• Task goal:
Report back every line from the entries below in which the word "按尺寸裁剪图片" occurs.

____

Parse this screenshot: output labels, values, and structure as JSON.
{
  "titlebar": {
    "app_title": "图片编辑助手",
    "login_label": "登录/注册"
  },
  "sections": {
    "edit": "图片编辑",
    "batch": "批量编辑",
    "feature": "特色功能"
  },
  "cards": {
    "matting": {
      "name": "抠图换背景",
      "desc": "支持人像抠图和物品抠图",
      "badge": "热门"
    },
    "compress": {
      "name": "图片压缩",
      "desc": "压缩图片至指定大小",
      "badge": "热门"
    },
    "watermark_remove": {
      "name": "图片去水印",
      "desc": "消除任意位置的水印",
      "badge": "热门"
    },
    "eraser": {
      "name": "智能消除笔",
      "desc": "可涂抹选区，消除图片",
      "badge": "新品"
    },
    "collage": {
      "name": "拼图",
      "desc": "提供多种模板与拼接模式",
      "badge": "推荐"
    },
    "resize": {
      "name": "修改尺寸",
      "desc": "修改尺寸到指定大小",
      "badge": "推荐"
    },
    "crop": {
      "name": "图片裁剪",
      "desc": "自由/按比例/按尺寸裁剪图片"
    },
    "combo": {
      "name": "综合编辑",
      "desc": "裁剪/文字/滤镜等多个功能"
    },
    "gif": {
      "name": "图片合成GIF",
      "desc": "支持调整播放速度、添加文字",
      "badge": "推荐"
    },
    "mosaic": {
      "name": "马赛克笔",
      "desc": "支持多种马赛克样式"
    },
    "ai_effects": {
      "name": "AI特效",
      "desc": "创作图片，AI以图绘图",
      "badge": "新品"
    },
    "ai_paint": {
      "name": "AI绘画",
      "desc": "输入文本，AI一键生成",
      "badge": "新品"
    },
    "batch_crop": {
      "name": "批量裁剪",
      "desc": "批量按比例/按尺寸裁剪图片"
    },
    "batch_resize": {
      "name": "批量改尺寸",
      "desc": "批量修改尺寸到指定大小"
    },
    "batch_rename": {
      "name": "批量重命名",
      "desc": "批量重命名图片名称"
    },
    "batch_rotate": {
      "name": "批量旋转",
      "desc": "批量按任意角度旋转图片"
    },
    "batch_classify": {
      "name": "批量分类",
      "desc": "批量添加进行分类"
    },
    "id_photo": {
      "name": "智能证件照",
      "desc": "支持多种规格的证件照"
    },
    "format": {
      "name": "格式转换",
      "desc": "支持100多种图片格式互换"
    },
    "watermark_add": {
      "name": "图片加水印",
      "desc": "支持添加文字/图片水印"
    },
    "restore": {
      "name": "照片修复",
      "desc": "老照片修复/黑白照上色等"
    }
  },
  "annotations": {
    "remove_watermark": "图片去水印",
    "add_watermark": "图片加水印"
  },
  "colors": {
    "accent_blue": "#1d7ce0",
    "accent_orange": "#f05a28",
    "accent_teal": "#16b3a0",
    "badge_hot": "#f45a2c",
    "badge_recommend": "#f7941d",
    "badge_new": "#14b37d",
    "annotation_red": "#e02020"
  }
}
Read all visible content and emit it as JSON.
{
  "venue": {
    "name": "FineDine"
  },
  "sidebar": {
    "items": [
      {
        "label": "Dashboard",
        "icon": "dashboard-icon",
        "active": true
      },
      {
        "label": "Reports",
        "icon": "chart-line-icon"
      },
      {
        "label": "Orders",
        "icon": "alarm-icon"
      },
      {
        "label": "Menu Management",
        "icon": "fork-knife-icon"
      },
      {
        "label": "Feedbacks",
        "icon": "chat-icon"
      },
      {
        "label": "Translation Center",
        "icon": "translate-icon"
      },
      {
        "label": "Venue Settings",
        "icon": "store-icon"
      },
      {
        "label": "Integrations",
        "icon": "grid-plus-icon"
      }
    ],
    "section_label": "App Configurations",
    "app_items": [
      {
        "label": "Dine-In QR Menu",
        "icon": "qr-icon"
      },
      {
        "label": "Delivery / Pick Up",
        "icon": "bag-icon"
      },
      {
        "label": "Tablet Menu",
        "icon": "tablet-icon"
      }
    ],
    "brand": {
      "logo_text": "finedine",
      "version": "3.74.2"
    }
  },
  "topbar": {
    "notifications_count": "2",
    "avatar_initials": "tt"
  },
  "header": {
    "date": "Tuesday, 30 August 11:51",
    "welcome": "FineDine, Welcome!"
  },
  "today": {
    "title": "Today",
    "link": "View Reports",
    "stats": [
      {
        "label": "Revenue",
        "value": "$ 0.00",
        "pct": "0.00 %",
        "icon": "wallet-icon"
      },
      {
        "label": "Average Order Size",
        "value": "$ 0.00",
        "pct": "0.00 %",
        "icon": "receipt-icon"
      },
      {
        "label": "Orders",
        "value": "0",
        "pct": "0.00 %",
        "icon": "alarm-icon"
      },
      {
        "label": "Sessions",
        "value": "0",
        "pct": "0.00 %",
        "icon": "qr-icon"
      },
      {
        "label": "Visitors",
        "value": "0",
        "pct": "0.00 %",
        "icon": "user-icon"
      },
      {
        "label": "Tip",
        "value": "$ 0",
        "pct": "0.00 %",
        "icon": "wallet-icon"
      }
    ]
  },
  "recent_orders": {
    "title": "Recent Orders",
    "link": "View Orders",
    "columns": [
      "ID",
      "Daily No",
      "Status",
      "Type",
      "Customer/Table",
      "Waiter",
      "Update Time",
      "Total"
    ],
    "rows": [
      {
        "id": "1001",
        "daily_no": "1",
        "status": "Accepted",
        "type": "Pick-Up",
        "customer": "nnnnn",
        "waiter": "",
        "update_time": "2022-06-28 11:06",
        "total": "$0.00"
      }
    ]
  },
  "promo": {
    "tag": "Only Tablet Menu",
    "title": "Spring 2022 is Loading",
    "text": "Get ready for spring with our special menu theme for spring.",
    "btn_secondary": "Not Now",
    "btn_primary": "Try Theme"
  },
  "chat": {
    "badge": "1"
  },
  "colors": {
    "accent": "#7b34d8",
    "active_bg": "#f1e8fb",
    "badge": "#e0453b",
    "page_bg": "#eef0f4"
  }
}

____

• Response for this exercise:
      "desc": "自由/按比例/按尺寸裁剪图片"
      "desc": "批量按比例/按尺寸裁剪图片"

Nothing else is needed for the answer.